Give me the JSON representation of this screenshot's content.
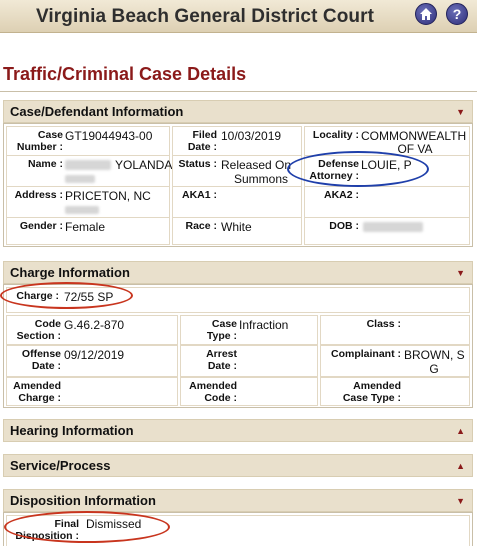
{
  "header": {
    "title": "Virginia Beach General District Court"
  },
  "page_title": "Traffic/Criminal Case Details",
  "sections": {
    "case": "Case/Defendant Information",
    "charge": "Charge Information",
    "hearing": "Hearing Information",
    "service": "Service/Process",
    "disposition": "Disposition Information"
  },
  "case_info": {
    "case_number_label": "Case Number :",
    "case_number": "GT19044943-00",
    "filed_label": "Filed Date :",
    "filed": "10/03/2019",
    "locality_label": "Locality :",
    "locality_1": "COMMONWEALTH",
    "locality_2": "OF VA",
    "name_label": "Name :",
    "name_value": "YOLANDA",
    "status_label": "Status :",
    "status_1": "Released On",
    "status_2": "Summons",
    "defense_label_1": "Defense",
    "defense_label_2": "Attorney :",
    "defense_value": "LOUIE, P",
    "address_label": "Address :",
    "address_value": "PRICETON, NC",
    "aka1_label": "AKA1 :",
    "aka2_label": "AKA2 :",
    "gender_label": "Gender :",
    "gender_value": "Female",
    "race_label": "Race :",
    "race_value": "White",
    "dob_label": "DOB :"
  },
  "charge_info": {
    "charge_label": "Charge :",
    "charge_value": "72/55 SP",
    "code_label_1": "Code",
    "code_label_2": "Section :",
    "code_value": "G.46.2-870",
    "case_type_label_1": "Case",
    "case_type_label_2": "Type :",
    "case_type_value": "Infraction",
    "class_label": "Class :",
    "offense_label_1": "Offense",
    "offense_label_2": "Date :",
    "offense_value": "09/12/2019",
    "arrest_label_1": "Arrest",
    "arrest_label_2": "Date :",
    "complainant_label": "Complainant :",
    "complainant_1": "BROWN, S",
    "complainant_2": "G",
    "amended_charge_1": "Amended",
    "amended_charge_2": "Charge :",
    "amended_code_1": "Amended",
    "amended_code_2": "Code :",
    "amended_case_type_1": "Amended",
    "amended_case_type_2": "Case Type :"
  },
  "disposition_info": {
    "final_label": "Final",
    "disposition_label": "Disposition :",
    "final_value": "Dismissed"
  },
  "colors": {
    "accent": "#8b1a1a",
    "header_bg": "#e9e0cc",
    "annotation_blue": "#1f3faa",
    "annotation_red": "#c8351e"
  },
  "icons": {
    "home": "home-icon",
    "help": "help-icon",
    "collapse": "triangle-down-icon",
    "expand": "triangle-up-icon"
  }
}
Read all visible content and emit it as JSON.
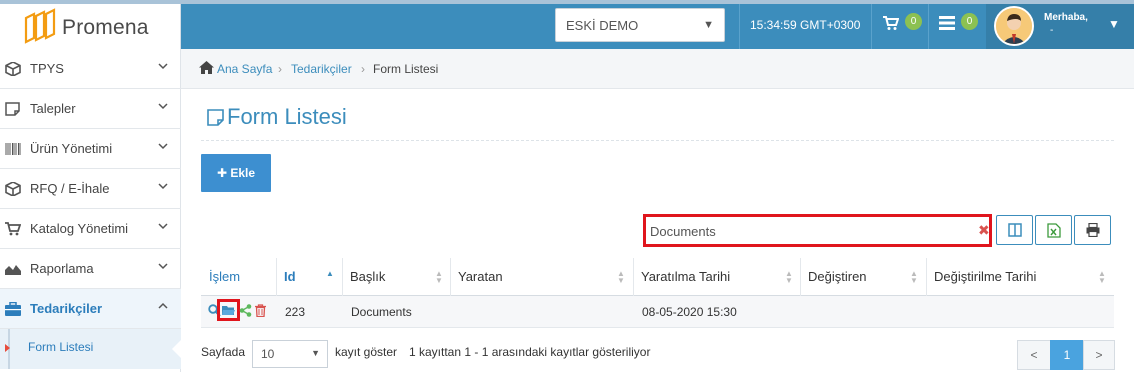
{
  "app": {
    "brand": "Promena"
  },
  "header": {
    "environment": "ESKİ DEMO",
    "clock": "15:34:59 GMT+0300",
    "cart_count": "0",
    "list_count": "0",
    "greeting": "Merhaba,",
    "user_name": "-",
    "accent_color": "#3c8dbc",
    "badge_color": "#8cc152"
  },
  "sidebar": {
    "items": [
      {
        "label": "TPYS",
        "icon": "cube-icon"
      },
      {
        "label": "Talepler",
        "icon": "note-icon"
      },
      {
        "label": "Ürün Yönetimi",
        "icon": "barcode-icon"
      },
      {
        "label": "RFQ / E-İhale",
        "icon": "cube-icon"
      },
      {
        "label": "Katalog Yönetimi",
        "icon": "cart-icon"
      },
      {
        "label": "Raporlama",
        "icon": "area-chart-icon"
      },
      {
        "label": "Tedarikçiler",
        "icon": "briefcase-icon"
      }
    ],
    "sub_item": "Form Listesi"
  },
  "breadcrumb": {
    "home": "Ana Sayfa",
    "suppliers": "Tedarikçiler",
    "current": "Form Listesi"
  },
  "page": {
    "title": "Form Listesi",
    "add_label": "Ekle"
  },
  "search": {
    "value": "Documents",
    "placeholder": "",
    "clear_icon": "x-icon"
  },
  "table": {
    "columns": [
      "İşlem",
      "Id",
      "Başlık",
      "Yaratan",
      "Yaratılma Tarihi",
      "Değiştiren",
      "Değiştirilme Tarihi"
    ],
    "rows": [
      {
        "id": "223",
        "title": "Documents",
        "creator": "",
        "created": "08-05-2020 15:30",
        "modifier": "",
        "modified": ""
      }
    ]
  },
  "footer": {
    "page_label": "Sayfada",
    "page_size": "10",
    "show_label": "kayıt göster",
    "summary": "1 kayıttan 1 - 1 arasındaki kayıtlar gösteriliyor",
    "prev": "<",
    "page": "1",
    "next": ">"
  }
}
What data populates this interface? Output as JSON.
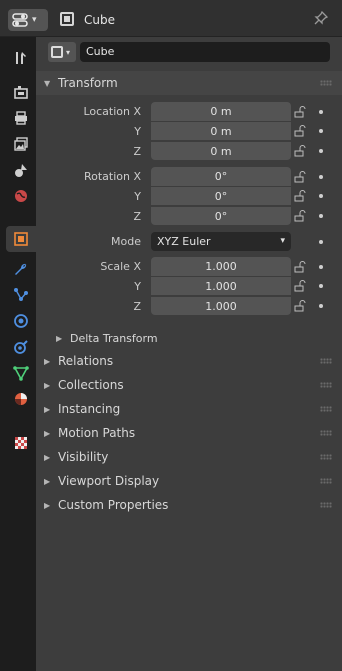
{
  "header": {
    "editor_icon": "properties-editor-icon",
    "title": "Cube",
    "pin_icon": "pin-icon"
  },
  "tabs": [
    {
      "name": "tool-tab",
      "icon": "tool-icon",
      "color": "#cfcfcf"
    },
    {
      "name": "render-tab",
      "icon": "render-icon",
      "color": "#cfcfcf"
    },
    {
      "name": "output-tab",
      "icon": "output-icon",
      "color": "#cfcfcf"
    },
    {
      "name": "view-layer-tab",
      "icon": "view-layer-icon",
      "color": "#cfcfcf"
    },
    {
      "name": "scene-tab",
      "icon": "scene-icon",
      "color": "#cfcfcf"
    },
    {
      "name": "world-tab",
      "icon": "world-icon",
      "color": "#e05050"
    },
    {
      "name": "object-tab",
      "icon": "object-icon",
      "color": "#f08a3a",
      "active": true
    },
    {
      "name": "modifiers-tab",
      "icon": "wrench-icon",
      "color": "#4f8fe0"
    },
    {
      "name": "particles-tab",
      "icon": "particles-icon",
      "color": "#4f8fe0"
    },
    {
      "name": "physics-tab",
      "icon": "physics-icon",
      "color": "#4f8fe0"
    },
    {
      "name": "constraints-tab",
      "icon": "constraints-icon",
      "color": "#4f8fe0"
    },
    {
      "name": "data-tab",
      "icon": "mesh-data-icon",
      "color": "#4fd07a"
    },
    {
      "name": "material-tab",
      "icon": "material-icon",
      "color": "#e06040"
    },
    {
      "name": "texture-tab",
      "icon": "texture-icon",
      "color": "#e05050"
    }
  ],
  "object_name": "Cube",
  "transform": {
    "title": "Transform",
    "location_label": "Location X",
    "y_label": "Y",
    "z_label": "Z",
    "location": [
      "0 m",
      "0 m",
      "0 m"
    ],
    "rotation_label": "Rotation X",
    "rotation": [
      "0°",
      "0°",
      "0°"
    ],
    "mode_label": "Mode",
    "mode_value": "XYZ Euler",
    "scale_label": "Scale X",
    "scale": [
      "1.000",
      "1.000",
      "1.000"
    ],
    "delta": "Delta Transform"
  },
  "panels": [
    "Relations",
    "Collections",
    "Instancing",
    "Motion Paths",
    "Visibility",
    "Viewport Display",
    "Custom Properties"
  ],
  "colors": {
    "panel_bg": "#3d3d3d",
    "field_bg": "#545454",
    "sidebar_bg": "#1d1d1d"
  }
}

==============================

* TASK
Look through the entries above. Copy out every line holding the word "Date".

* RESPONSE
    "filed_label": "Filed Date :",
    "offense_label_2": "Date :",
    "arrest_label_2": "Date :",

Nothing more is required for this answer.